*** DATA SECTION ***

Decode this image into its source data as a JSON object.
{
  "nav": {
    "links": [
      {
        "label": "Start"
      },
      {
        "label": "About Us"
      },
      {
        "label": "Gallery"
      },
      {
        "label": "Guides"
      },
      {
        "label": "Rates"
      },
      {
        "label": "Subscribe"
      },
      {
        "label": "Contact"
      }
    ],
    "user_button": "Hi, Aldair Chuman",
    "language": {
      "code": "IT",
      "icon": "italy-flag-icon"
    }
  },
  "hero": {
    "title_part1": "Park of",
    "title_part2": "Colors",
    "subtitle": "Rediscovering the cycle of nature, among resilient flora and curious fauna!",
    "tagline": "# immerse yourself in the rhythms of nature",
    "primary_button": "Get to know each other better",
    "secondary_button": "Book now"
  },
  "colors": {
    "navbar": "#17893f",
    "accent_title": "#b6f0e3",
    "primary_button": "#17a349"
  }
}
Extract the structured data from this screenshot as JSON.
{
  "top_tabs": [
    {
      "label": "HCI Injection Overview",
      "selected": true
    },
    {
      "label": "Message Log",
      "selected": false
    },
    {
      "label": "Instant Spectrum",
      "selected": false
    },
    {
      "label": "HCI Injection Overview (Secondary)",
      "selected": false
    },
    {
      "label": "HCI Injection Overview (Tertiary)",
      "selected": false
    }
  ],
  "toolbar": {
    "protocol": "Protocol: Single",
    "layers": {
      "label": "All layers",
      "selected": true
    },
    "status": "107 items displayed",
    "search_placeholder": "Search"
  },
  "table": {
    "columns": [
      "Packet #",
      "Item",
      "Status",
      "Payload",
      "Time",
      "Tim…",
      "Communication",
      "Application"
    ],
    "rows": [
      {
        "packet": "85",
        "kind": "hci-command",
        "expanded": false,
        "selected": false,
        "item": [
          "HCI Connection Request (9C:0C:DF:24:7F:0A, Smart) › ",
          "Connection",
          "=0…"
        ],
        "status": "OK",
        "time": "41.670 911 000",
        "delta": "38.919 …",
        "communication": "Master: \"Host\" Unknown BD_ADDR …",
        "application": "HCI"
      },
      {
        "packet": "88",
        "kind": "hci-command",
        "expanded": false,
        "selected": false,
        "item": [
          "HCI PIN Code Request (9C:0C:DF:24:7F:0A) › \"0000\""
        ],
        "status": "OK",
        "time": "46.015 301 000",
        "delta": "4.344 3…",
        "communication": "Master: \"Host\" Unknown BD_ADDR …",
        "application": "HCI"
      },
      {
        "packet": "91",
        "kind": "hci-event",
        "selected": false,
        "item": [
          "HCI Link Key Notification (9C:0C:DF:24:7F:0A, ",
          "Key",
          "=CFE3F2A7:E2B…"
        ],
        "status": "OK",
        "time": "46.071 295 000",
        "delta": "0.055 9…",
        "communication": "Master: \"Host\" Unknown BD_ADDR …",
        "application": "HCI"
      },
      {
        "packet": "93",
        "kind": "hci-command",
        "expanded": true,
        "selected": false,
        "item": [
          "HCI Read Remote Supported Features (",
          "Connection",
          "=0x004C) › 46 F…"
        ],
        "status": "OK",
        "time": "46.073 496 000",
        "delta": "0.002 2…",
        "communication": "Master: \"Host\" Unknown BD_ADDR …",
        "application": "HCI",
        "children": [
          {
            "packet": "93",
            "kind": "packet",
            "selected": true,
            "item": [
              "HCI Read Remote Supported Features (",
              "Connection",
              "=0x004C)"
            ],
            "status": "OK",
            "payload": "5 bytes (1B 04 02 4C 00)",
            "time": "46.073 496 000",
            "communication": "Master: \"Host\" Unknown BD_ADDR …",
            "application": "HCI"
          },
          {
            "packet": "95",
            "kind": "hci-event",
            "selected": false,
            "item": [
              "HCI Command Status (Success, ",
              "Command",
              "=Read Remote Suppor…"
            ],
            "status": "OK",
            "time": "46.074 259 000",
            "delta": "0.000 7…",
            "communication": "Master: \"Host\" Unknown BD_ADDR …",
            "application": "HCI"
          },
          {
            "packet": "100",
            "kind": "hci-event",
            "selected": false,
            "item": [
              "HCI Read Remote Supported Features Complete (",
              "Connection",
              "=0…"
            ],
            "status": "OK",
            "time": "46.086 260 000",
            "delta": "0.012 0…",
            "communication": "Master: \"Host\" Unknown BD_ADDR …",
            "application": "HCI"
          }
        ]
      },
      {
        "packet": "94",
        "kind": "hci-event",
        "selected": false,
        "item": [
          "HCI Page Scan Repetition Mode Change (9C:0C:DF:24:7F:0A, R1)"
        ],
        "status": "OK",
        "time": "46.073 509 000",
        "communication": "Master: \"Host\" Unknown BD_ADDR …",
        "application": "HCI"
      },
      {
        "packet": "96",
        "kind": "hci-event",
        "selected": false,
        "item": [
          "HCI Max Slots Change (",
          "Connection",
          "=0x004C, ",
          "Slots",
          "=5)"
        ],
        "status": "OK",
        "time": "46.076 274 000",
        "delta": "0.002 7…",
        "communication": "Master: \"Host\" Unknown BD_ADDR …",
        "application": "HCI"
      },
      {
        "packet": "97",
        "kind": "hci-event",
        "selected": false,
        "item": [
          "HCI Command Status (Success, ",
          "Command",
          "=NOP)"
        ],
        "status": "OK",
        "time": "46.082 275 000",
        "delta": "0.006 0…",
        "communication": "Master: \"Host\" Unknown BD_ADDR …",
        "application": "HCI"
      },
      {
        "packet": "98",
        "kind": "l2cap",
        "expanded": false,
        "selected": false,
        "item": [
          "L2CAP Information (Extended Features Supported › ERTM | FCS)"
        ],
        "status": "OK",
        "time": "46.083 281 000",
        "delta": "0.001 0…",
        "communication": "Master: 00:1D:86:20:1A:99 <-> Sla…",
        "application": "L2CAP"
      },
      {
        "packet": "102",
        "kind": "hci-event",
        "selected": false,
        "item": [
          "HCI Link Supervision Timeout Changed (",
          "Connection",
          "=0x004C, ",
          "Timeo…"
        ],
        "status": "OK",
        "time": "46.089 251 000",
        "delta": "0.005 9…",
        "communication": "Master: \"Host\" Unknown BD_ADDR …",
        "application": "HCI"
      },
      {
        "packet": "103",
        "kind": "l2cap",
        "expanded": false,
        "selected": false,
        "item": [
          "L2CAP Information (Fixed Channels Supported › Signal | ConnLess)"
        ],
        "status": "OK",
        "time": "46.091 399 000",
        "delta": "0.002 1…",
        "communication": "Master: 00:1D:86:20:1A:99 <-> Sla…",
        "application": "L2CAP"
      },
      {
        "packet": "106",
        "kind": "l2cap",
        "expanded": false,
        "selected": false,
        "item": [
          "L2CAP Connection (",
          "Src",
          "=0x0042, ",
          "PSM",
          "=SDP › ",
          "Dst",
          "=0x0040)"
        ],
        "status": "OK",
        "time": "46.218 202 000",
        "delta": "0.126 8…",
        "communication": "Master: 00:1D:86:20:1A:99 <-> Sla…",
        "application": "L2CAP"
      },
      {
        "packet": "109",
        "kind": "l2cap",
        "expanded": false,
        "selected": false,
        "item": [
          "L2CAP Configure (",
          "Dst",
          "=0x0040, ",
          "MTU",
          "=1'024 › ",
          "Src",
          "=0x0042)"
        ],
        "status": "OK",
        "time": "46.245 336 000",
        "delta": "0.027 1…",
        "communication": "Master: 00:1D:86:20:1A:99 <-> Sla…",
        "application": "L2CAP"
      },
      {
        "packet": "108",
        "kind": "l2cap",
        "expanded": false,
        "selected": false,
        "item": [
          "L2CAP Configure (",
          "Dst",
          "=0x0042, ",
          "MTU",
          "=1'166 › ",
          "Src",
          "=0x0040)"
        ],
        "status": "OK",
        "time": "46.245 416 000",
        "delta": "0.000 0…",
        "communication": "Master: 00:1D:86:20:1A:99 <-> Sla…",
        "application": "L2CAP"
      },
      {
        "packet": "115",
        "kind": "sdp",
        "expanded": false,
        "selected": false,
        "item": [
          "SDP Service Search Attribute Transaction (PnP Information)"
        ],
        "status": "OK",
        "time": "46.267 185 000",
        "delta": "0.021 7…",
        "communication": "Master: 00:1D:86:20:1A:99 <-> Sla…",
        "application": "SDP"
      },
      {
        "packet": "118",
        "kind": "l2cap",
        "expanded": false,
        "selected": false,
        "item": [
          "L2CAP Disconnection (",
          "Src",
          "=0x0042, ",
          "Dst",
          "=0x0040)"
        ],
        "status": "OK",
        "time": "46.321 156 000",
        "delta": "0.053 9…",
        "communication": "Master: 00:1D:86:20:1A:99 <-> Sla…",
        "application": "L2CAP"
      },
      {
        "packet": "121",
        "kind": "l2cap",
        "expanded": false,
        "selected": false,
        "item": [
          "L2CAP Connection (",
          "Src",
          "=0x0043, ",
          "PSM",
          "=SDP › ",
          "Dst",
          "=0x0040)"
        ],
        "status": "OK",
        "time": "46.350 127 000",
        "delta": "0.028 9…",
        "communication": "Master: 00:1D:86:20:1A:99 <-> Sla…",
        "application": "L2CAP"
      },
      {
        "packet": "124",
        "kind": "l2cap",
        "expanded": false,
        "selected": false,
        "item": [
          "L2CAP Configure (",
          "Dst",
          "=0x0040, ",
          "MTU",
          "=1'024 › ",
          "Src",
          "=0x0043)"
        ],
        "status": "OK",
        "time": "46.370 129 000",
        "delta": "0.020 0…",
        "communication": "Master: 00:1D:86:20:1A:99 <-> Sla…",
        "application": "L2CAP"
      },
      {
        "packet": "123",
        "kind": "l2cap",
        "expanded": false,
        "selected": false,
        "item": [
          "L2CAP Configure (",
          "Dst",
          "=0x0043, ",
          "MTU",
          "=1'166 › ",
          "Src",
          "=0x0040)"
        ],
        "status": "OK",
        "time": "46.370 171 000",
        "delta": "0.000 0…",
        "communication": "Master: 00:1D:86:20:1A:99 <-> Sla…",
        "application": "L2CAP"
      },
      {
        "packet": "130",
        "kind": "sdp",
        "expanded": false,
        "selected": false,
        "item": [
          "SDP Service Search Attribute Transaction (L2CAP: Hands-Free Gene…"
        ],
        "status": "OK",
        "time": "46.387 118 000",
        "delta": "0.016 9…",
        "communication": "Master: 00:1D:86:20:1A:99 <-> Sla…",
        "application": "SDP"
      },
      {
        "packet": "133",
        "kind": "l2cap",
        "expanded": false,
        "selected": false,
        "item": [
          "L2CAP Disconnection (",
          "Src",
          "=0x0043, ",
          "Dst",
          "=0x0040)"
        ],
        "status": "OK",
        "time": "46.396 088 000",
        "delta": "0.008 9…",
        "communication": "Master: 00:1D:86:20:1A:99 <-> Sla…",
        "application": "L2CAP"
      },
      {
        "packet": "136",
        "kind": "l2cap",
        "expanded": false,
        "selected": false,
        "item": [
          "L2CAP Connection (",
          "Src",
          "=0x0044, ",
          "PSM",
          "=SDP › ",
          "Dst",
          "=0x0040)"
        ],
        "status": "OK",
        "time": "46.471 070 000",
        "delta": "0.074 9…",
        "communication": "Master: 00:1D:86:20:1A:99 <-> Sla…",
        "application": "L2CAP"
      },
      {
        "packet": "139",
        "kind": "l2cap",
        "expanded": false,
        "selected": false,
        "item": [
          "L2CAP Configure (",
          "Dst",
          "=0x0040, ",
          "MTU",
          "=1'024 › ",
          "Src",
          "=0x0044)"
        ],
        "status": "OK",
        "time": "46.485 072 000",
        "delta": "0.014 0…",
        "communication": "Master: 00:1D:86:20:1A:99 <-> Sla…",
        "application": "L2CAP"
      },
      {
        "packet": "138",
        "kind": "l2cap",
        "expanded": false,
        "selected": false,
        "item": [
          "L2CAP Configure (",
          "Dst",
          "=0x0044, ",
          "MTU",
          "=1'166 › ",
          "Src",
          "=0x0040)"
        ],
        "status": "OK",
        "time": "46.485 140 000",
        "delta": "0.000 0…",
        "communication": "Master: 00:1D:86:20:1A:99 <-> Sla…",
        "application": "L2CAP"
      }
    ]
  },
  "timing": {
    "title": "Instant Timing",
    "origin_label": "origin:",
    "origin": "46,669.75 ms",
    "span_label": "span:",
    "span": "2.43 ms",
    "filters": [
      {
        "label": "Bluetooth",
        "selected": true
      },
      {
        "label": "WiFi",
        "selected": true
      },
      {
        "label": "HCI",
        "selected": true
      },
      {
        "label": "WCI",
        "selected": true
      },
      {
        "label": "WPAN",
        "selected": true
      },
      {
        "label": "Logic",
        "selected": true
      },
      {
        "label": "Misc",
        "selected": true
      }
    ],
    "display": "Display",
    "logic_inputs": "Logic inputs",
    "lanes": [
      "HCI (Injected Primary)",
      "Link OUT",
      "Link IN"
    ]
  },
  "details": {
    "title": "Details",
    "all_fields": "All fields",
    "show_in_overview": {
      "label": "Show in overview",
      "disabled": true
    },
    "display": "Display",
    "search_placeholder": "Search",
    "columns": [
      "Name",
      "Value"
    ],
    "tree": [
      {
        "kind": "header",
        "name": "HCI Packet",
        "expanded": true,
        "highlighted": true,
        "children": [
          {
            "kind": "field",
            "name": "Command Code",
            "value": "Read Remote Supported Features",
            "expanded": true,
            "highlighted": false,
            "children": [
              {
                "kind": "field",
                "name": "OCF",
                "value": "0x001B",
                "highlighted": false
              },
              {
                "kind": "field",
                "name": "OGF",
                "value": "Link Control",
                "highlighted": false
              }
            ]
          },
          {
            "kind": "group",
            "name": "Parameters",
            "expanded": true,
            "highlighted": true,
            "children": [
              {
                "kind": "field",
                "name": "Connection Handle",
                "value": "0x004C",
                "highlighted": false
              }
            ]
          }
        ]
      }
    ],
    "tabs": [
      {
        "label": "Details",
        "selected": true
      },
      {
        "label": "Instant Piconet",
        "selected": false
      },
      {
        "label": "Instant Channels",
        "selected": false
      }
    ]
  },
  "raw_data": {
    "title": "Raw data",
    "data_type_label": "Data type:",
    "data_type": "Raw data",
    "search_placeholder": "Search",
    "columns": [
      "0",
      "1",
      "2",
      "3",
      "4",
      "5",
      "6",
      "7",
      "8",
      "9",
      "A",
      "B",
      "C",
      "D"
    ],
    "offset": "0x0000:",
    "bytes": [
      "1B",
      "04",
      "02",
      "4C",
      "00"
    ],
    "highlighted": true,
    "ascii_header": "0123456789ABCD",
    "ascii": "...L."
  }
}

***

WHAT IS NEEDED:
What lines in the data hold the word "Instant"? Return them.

TASK RESULT:
      "label": "Instant Spectrum",
    "title": "Instant Timing",
        "label": "Instant Piconet",
        "label": "Instant Channels",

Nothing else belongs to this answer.